The three-year program will begin with 50 10th-grade students from Cody High School, a Detroit public school, and University Prep Academy, a charter school.
As they move onto 11th grade, fifty more students will begin the program each year until 150 are in the rotation.
David Foster, a 15-year-old sophomore started the program this year. He plans to attend college for a four-year degree and wants a career in federal law enforcement.
He attends one hour of instruction daily and has a physical training class each Friday and hopes to obtain a paid internship with the department this summer.
Students are exposed to department procedures, police ethics and some tactics.
Craig said the main goal is to create lasting relationships with Detroit's young people and to entice local residents to pursue law enforcement careers.
"It really is a direct line into the Police Department," Craig said.
Craig would like to see the program expand but says the funding isn't currently available.
"My goal when I get out of high school is to start my own security company," said Christopher Taylor, a sophomore at Cody Academy of Public Leadership. Another student, Tia, said she wants the be a police officer. "I think there should be more representatives from our community," she said.
About 62 percent of the Detroit police force is black, while nearly 85 percent of the residents are black.
Duggan said it's about creating "paths of opportunity," and referenced 5,600 jobs offered to youths through the city, including the police department this summer.
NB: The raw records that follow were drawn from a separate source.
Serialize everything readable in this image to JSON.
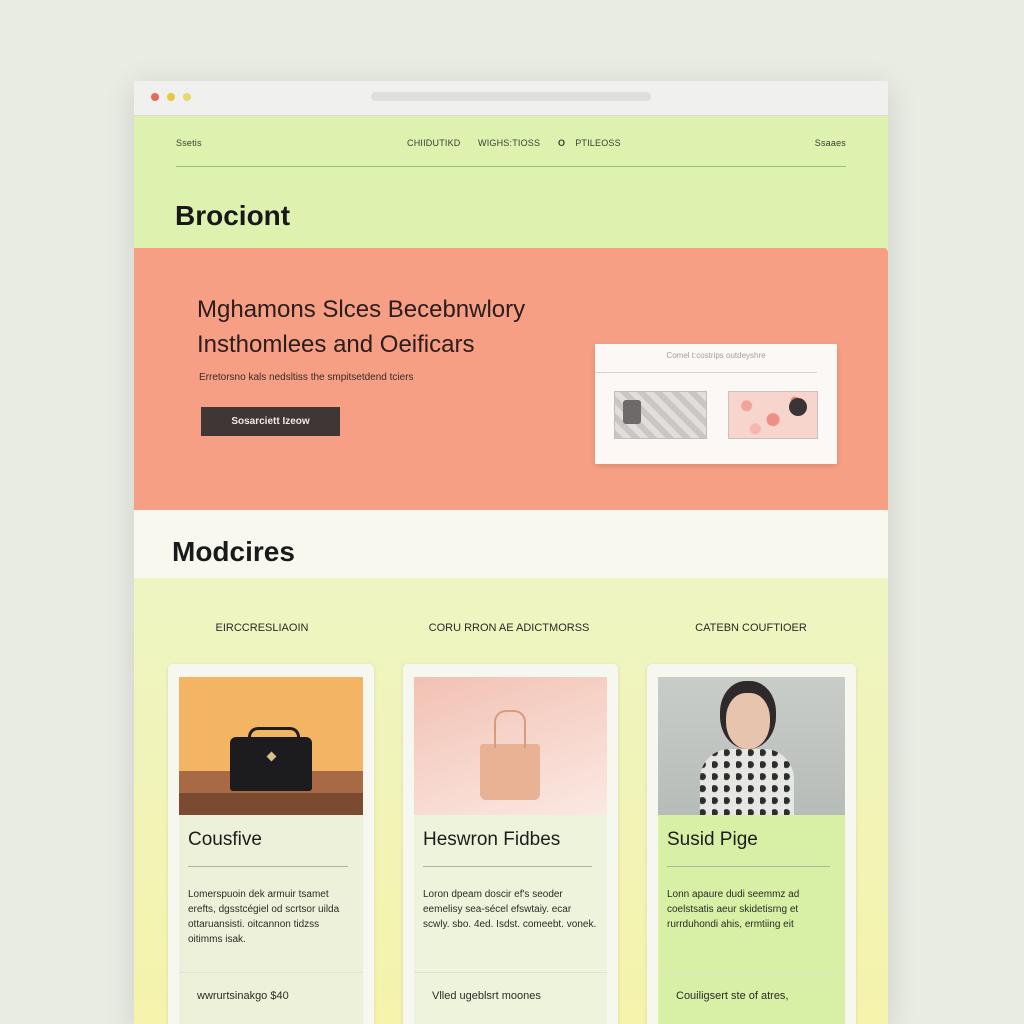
{
  "nav": {
    "left": "Ssetis",
    "items": [
      "CHIIDUTIKD",
      "WIGHS:TIOSS",
      "PTILEOSS"
    ],
    "item3_glyph": "O",
    "right": "Ssaaes"
  },
  "brand": "Brociont",
  "hero": {
    "headline_line1": "Mghamons Slces Becebnwlory",
    "headline_line2": "Insthomlees and Oeificars",
    "subtext": "Erretorsno kals nedsltiss the smpitsetdend tciers",
    "cta_label": "Sosarciett Izeow",
    "preview_title": "Comel t:costrips outdeyshre"
  },
  "modules": {
    "title": "Modcires",
    "columns": [
      "EIRCCRESLIAOIN",
      "CORU RRON AE ADICTMORSS",
      "CATEBN COUFTIOER"
    ],
    "cards": [
      {
        "title": "Cousfive",
        "body": "Lomerspuoin dek armuir tsamet erefts, dgsstcégiel od scrtsor uilda ottaruansisti. oitcannon tidzss oitimms isak.",
        "footer": "wwrurtsinakgo $40"
      },
      {
        "title": "Heswron Fidbes",
        "body": "Loron dpeam doscir ef's seoder eemelisy sea-sécel efswtaiy. ecar scwly. sbo. 4ed. Isdst. comeebt. vonek.",
        "footer": "Vlled ugeblsrt moones"
      },
      {
        "title": "Susid Pige",
        "body": "Lonn apaure dudi seemmz ad coelstsatis aeur skidetisrng et rurrduhondi ahis, ermtiing eit",
        "footer": "Couiligsert ste of atres,"
      }
    ]
  },
  "icons": {
    "window_controls": [
      "red-dot",
      "yellow-dot",
      "green-dot"
    ]
  },
  "colors": {
    "top_bg": "#def2b0",
    "hero_bg": "#f69f84",
    "cta_bg": "#3e3735",
    "lower_bg": "#eef5c2"
  }
}
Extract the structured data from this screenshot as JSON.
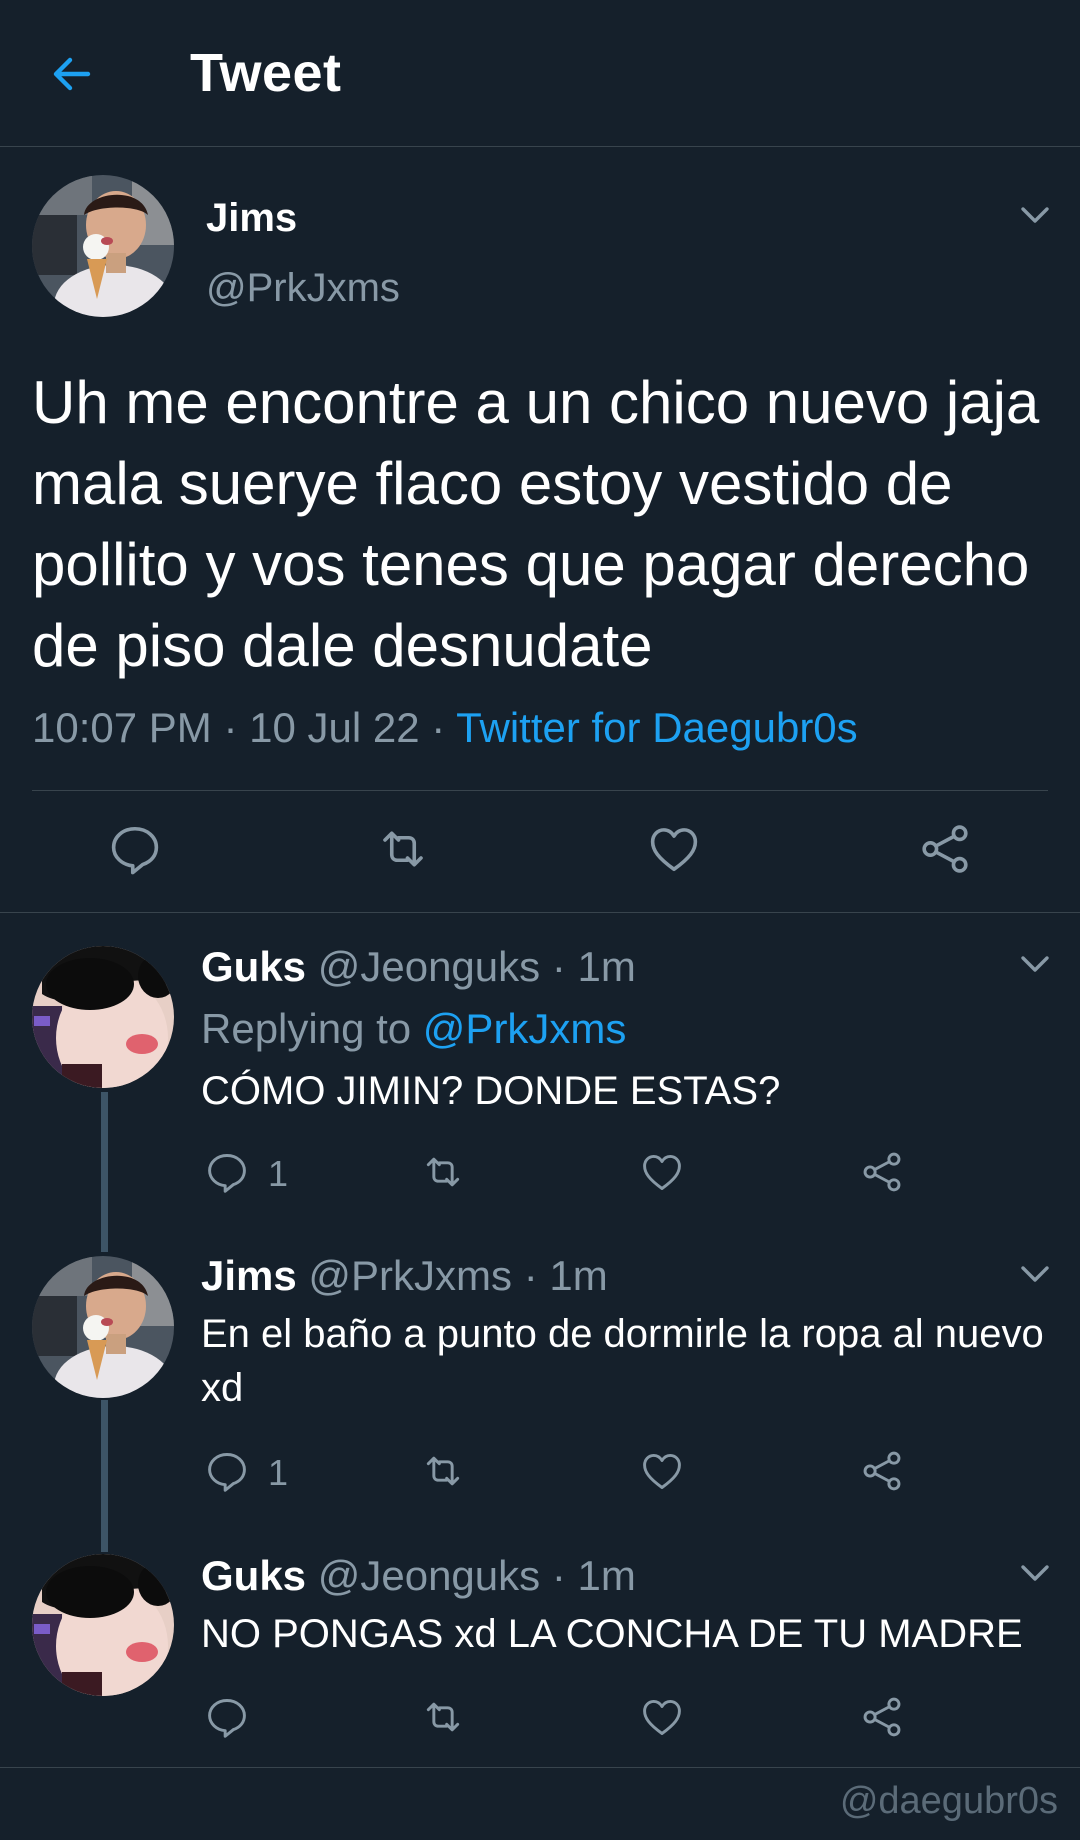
{
  "header": {
    "title": "Tweet"
  },
  "tweet": {
    "name": "Jims",
    "handle": "@PrkJxms",
    "text": "Uh me encontre a un chico nuevo jaja mala suerye flaco estoy vestido de pollito y vos tenes que pagar derecho de piso dale desnudate",
    "time": "10:07 PM",
    "date": "10 Jul 22",
    "source": "Twitter for Daegubr0s",
    "dot": " · "
  },
  "replies": [
    {
      "name": "Guks",
      "handle": "@Jeonguks",
      "time": "1m",
      "replying_label": "Replying to ",
      "replying_to": "@PrkJxms",
      "text": "CÓMO JIMIN? DONDE ESTAS?",
      "reply_count": "1"
    },
    {
      "name": "Jims",
      "handle": "@PrkJxms",
      "time": "1m",
      "text": "En el baño a punto de dormirle la ropa al nuevo xd",
      "reply_count": "1"
    },
    {
      "name": "Guks",
      "handle": "@Jeonguks",
      "time": "1m",
      "text": "NO PONGAS xd LA CONCHA DE TU MADRE"
    }
  ],
  "watermark": "@daegubr0s",
  "icons": {
    "back": "arrow-left-icon",
    "reply": "comment-bubble-icon",
    "retweet": "retweet-icon",
    "like": "heart-icon",
    "share": "share-icon",
    "more": "chevron-down-icon"
  },
  "colors": {
    "background": "#15202b",
    "accent": "#1da1f2",
    "secondary_text": "#8899a6",
    "divider": "#38444d"
  }
}
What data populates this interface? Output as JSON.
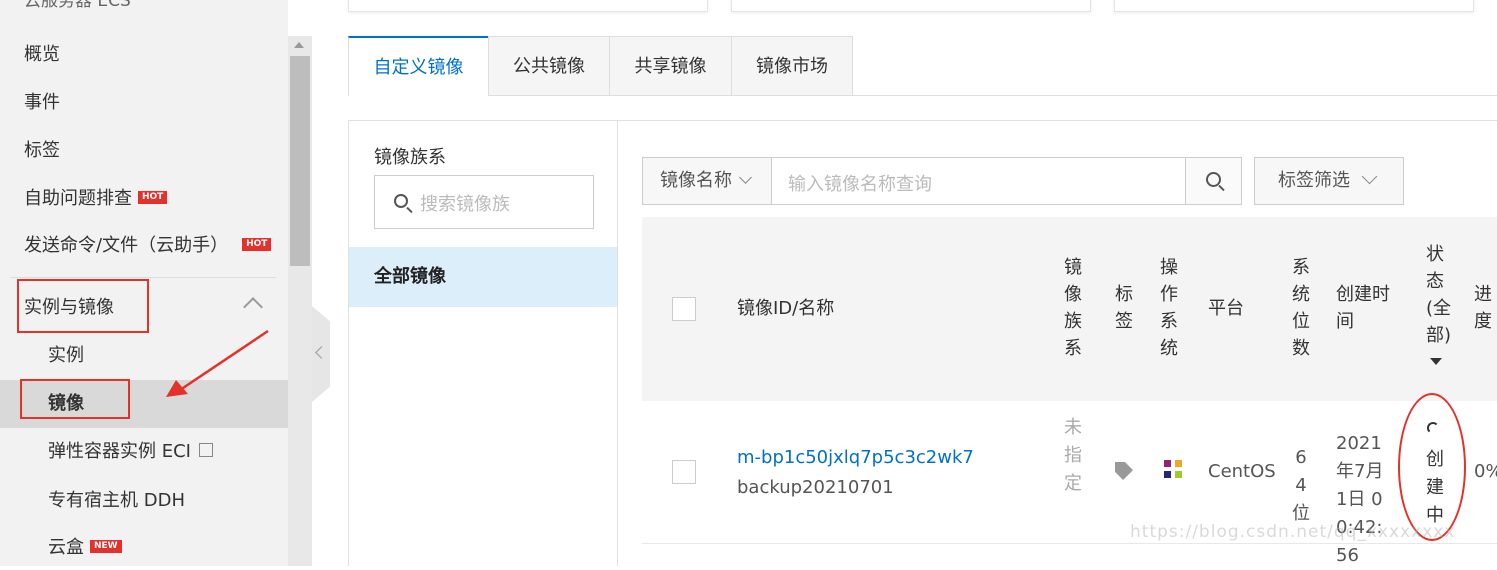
{
  "sidebar": {
    "title": "云服务器 ECS",
    "items": [
      {
        "label": "概览"
      },
      {
        "label": "事件"
      },
      {
        "label": "标签"
      },
      {
        "label": "自助问题排查",
        "badge": "HOT"
      },
      {
        "label": "发送命令/文件（云助手）",
        "badge": "HOT"
      }
    ],
    "group": {
      "label": "实例与镜像",
      "expanded": true
    },
    "sub_items": [
      {
        "label": "实例"
      },
      {
        "label": "镜像",
        "active": true
      },
      {
        "label": "弹性容器实例 ECI",
        "external": true
      },
      {
        "label": "专有宿主机 DDH"
      },
      {
        "label": "云盒",
        "badge": "NEW"
      }
    ]
  },
  "tabs": [
    {
      "label": "自定义镜像",
      "active": true
    },
    {
      "label": "公共镜像"
    },
    {
      "label": "共享镜像"
    },
    {
      "label": "镜像市场"
    }
  ],
  "family": {
    "title": "镜像族系",
    "search_placeholder": "搜索镜像族",
    "all_label": "全部镜像"
  },
  "filter": {
    "select_value": "镜像名称",
    "input_placeholder": "输入镜像名称查询",
    "tag_filter_label": "标签筛选"
  },
  "table": {
    "headers": {
      "id_name": "镜像ID/名称",
      "family": "镜像族系",
      "tags": "标签",
      "os": "操作系统",
      "platform": "平台",
      "bits": "系统位数",
      "created": "创建时间",
      "status": "状态(全部)",
      "progress": "进度"
    },
    "rows": [
      {
        "id": "m-bp1c50jxlq7p5c3c2wk7",
        "name": "backup20210701",
        "family": "未指定",
        "platform": "CentOS",
        "bits": "64位",
        "created": "2021年7月1日 00:42:56",
        "status": "创建中",
        "progress": "0%"
      }
    ]
  },
  "watermark": "https://blog.csdn.net/qq_xxxxxxxx",
  "colors": {
    "accent": "#0070cc",
    "hot_badge": "#e4312b",
    "annotation": "#e4312b"
  }
}
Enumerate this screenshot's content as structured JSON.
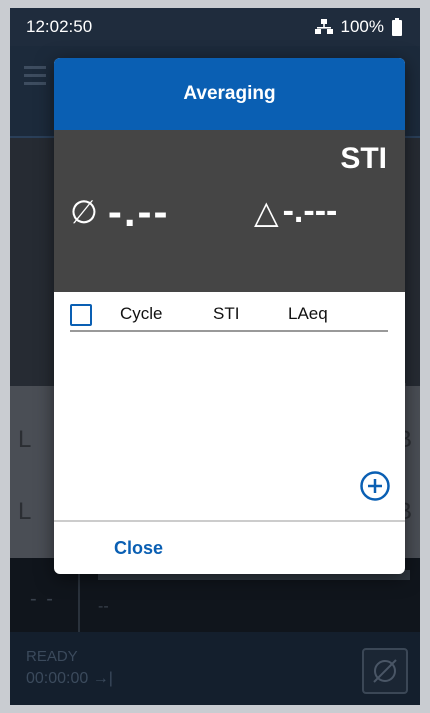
{
  "status": {
    "time": "12:02:50",
    "battery": "100%"
  },
  "background": {
    "row1_left": "L",
    "row1_right": "B",
    "row2_left": "L",
    "row2_right": "B",
    "lower_dash": "- -",
    "lower_small": "--",
    "ready": "READY",
    "timer": "00:00:00 →|"
  },
  "modal": {
    "title": "Averaging",
    "metric": "STI",
    "avg_symbol": "∅",
    "avg_value": "-.--",
    "delta_symbol": "△",
    "delta_value": "-.---",
    "columns": {
      "cycle": "Cycle",
      "sti": "STI",
      "laeq": "LAeq"
    },
    "close_label": "Close"
  },
  "colors": {
    "accent": "#0a5fb3",
    "panel": "#454545"
  }
}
The Detroit Fire Department is also offering a curriculum targeting youth that allows participants to obtain EMT certification and an inside track to employment with the Fire Department.